Ciguatoxins are the toxic principles of ciguatera, a widespread seafood poisoning of dinoflagellate origin. The structures consist of 13 trans-fused cyclic ethers including eight- and nine-membered oxacycles. Here, we will present our achievement of the first total synthesis of ciguatoxin CTX3C (1) using ring-closing metathesis (RCM) as the key transformation. The ABCDE fragment 2 was synthesized by an alkylative coupling between the AB ring 4 and the E ring 5, followed by construction of the CD ring portion using RCM. The synthesis of the HIJKLM ring fragment 3 was started from the I ring 6 and the LM ring 7, which were coupled by esterification to afford the dithioacetal 17. Intramolecular carbonyl olefination of 17 using a low-valent titanium reagent produced the cyclic enol ether 16 reproducibly, the product 16 was then converted to the IJKLM fragment 19. Furthermore, the H ring moiety was successfully constructed in 19 in a similar manner to our previously established route, utilizing an acid catalyzed vinylepoxide-alcohol cyclization. In order to establish a viable coupling strategy of the fragments, the EFGH ring fragment 36 was chosen as a model compound. The desired mixed acetal 32 was obtained by the reaction of the seven-membered acetal 31 with TMSSPh in the presence of TMSOTf in 87% yield. Subsequently, the RCM reaction of 35 successfully provided the EFGH ring fragment 36. Next, the developed coupling method was applied to the total synthesis. Condensation between the ABCDE ring fragment 2 and the HIJKLM ring fragment 3 afforded the seven-membered acetal 37. Finally, deprotection of the tris-benzyl CTX3C (41) under Birch conditions gave synthetic 1, identical in all respect with the natural product.

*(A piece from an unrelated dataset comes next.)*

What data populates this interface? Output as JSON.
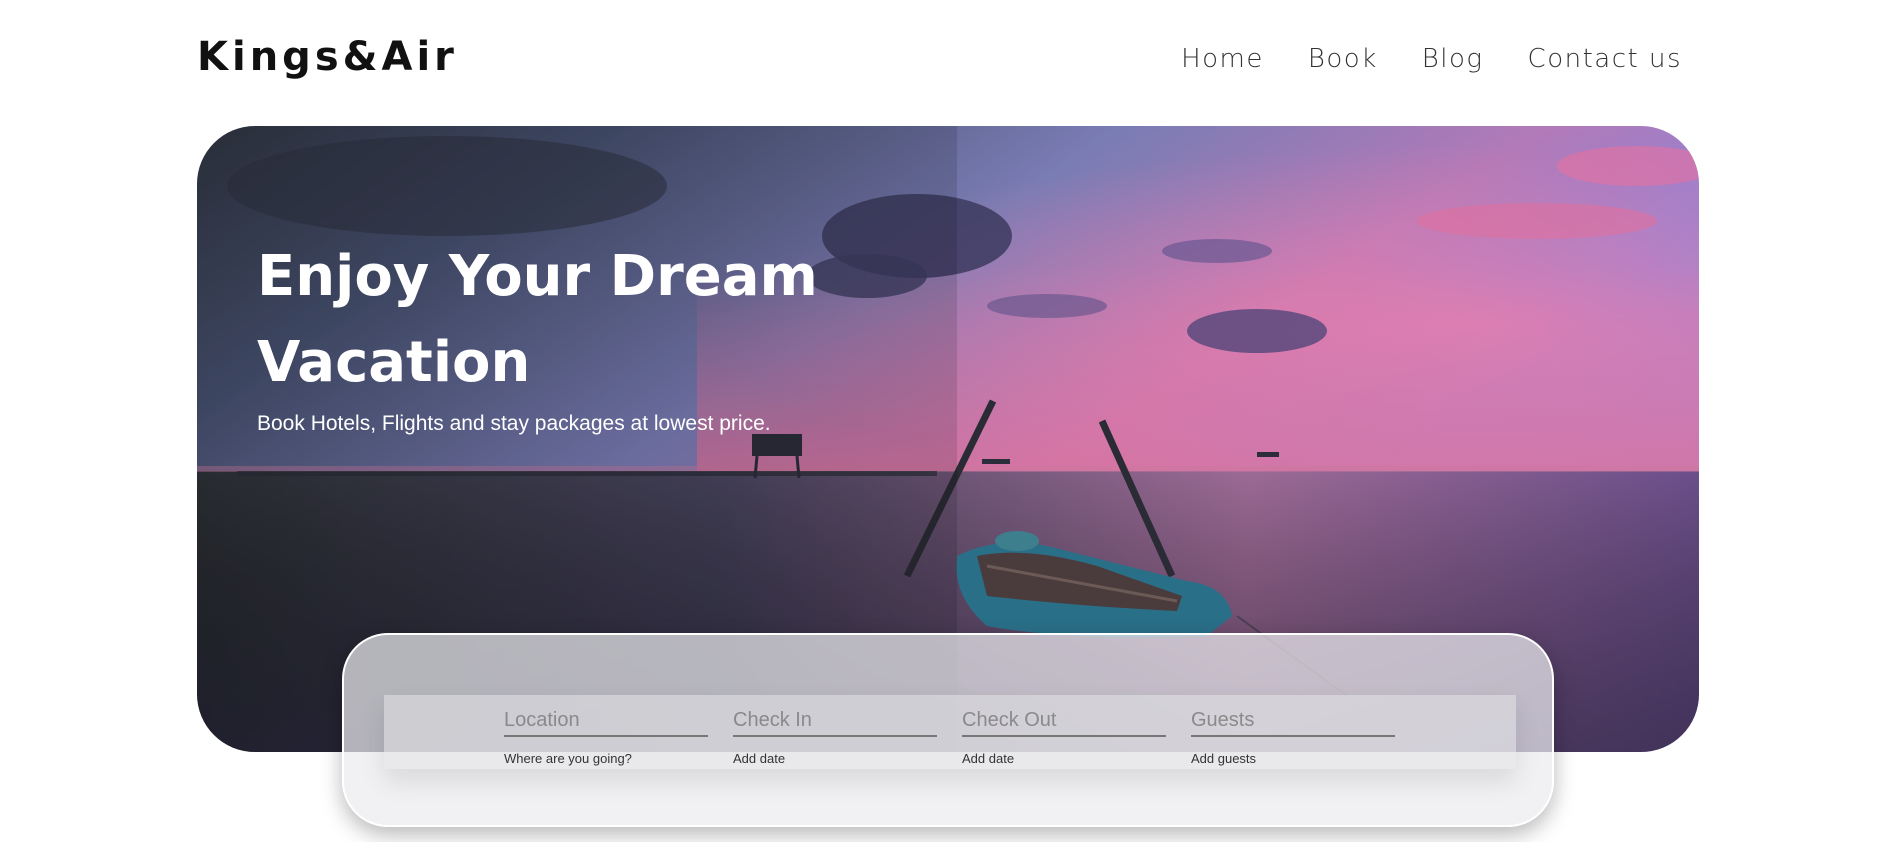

We have thus realized the first total synthesis of CTX3C (1) using a powerful, highly convergent, and efficient strategy.